For now, my preference goes to reviews and proofreading.

{{vm.hiddenReplies[34037] ? 'expand_more' : 'expand_less'}} hide replies show replies
CK CK January 29, 2020, edited January 29, 2020 January 29, 2020 at 6:12:48 AM UTC, edited January 29, 2020 at 6:23:29 AM UTC link Permalink

Some more brainstorming ideas.

proofreading (TRANG's idea)

My preference would be "rating", since I might say "I rated it OK" or "I gave it an OK rating."
I wouldn't say "I reviewed it OK", "I proofread it OK" or "I gave it an OK proofreading."

The word "review" could also be used for leaving comments on apps and products, so this word would have the same problem that TRANG mentioned above for "rating."

Personally, I only use the "OK" rating to let members know that the sentence is OK and ignore the other two ratings.

The "not OK" rating is something I don't use, since if something isn't OK, it might become so after leaving a comment.

There is a possibility that some members would not rate a grammatically-correct and natural-sounding sentence OK if the sentence was not factually correct or if they felt that the sentence was vulgar, pornographic, archaic, old-fashioned or otherwise not appropriate for their own use. I'm not sure this is really a problem since that's what professional proofreaders do.

{{vm.hiddenReplies[34043] ? 'expand_more' : 'expand_less'}} hide replies show replies
Thanuir Thanuir January 29, 2020 January 29, 2020 at 7:46:44 AM UTC link Permalink

Not rating something OK is fine.

Rating something not-OK because one disagrees with the sentiment in the sentence would slightly undermine the quality of the database. However, it is also something that can not really be avoided; what one can do is make it unintuitive and so only used by people committed to waging an ideological war.

{{vm.hiddenReplies[34045] ? 'expand_more' : 'expand_less'}} hide replies show replies
deniko deniko January 29, 2020 January 29, 2020 at 10:31:59 AM UTC link Permalink


I believe you can have any reasons you wish to ignore certain sentences which are perfectly fine.

To add to CK's list, other common reasons could be: sentences from certain users you ignore for any reason; sentences with names or words you dislike.
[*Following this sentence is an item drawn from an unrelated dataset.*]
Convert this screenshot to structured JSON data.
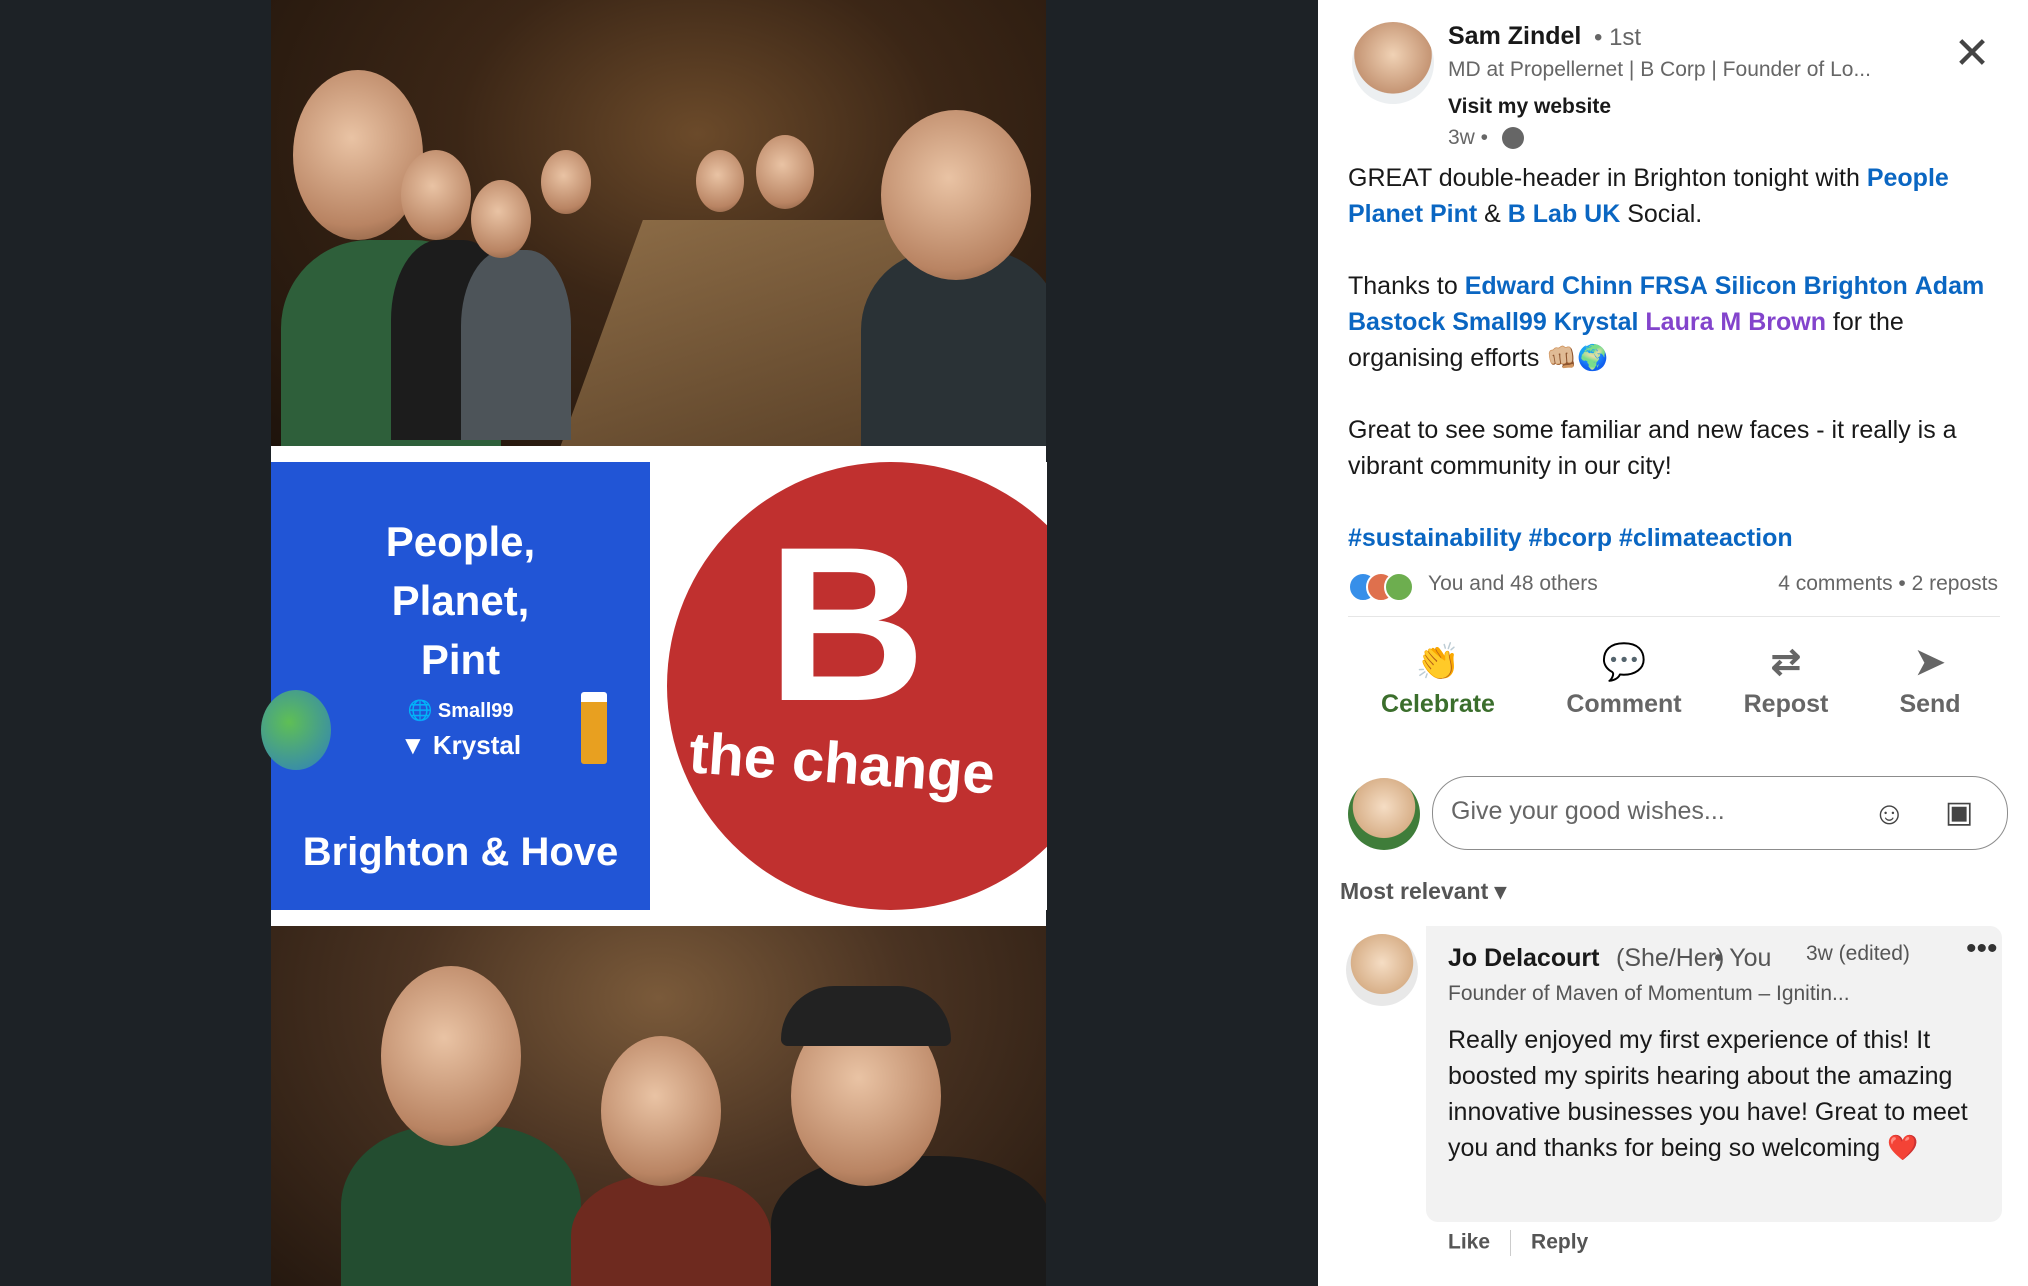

That doesn't sound as "professional" and the reasons listed by CK, but I see no issues with that.

rumpelstilzchen rumpelstilzchen January 28, 2020 January 28, 2020 at 8:30:01 PM UTC link Permalink

I like "reviews".

{{vm.hiddenReplies[34042] ? 'expand_more' : 'expand_less'}} hide replies show replies
TRANG TRANG January 29, 2020 January 29, 2020 at 11:58:11 AM UTC link Permalink

"Reviews" would have the advantage that this name is already used as the title of the section on the sentence's page. So at least that string won't need to be changed.

{{vm.hiddenReplies[34051] ? 'expand_more' : 'expand_less'}} hide replies show replies
CK CK January 30, 2020, edited January 30, 2020 January 30, 2020 at 2:26:15 AM UTC, edited January 30, 2020 at 2:27:28 AM UTC link Permalink

I think what we are doing is rating sentences on a 2-value scale, OK or not OK, with the 3rd option being "unsure" which is like "undecided" on an opinion poll.

* assign a standard or value to (something) according to a particular scale.

* assess (something) formally with the intention of instituting change if necessary.
* write a critical appraisal of (a book, play, film, etc.) for publication in a newspaper or magazine.

* a classification or ranking of someone or something based on a comparative assessment of their quality, standard, or performance.

Luiaard Luiaard January 29, 2020 January 29, 2020 at 10:48:25 AM UTC link Permalink

I don't really have a strong opinion on renaming this feature, but I'd like to suggest that it be explained in a prominent place that these ratings only pertain to a particular sentence and not its translations.